--- START ---

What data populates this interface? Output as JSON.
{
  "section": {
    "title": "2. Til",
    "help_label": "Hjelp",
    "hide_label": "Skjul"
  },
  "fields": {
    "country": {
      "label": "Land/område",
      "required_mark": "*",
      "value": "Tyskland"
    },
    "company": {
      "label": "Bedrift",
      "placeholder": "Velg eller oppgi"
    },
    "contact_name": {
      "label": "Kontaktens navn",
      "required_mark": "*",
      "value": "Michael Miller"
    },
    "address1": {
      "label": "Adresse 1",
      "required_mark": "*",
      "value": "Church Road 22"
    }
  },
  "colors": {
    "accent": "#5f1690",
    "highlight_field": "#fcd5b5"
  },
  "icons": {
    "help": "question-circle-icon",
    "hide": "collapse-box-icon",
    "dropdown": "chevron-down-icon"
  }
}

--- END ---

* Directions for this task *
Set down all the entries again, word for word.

* Task answer *
What data populates this interface? Output as JSON.
{
  "section": {
    "title": "2. Til",
    "help_label": "Hjelp",
    "hide_label": "Skjul"
  },
  "fields": {
    "country": {
      "label": "Land/område",
      "required_mark": "*",
      "value": "Tyskland"
    },
    "company": {
      "label": "Bedrift",
      "placeholder": "Velg eller oppgi"
    },
    "contact_name": {
      "label": "Kontaktens navn",
      "required_mark": "*",
      "value": "Michael Miller"
    },
    "address1": {
      "label": "Adresse 1",
      "required_mark": "*",
      "value": "Church Road 22"
    }
  },
  "colors": {
    "accent": "#5f1690",
    "highlight_field": "#fcd5b5"
  },
  "icons": {
    "help": "question-circle-icon",
    "hide": "collapse-box-icon",
    "dropdown": "chevron-down-icon"
  }
}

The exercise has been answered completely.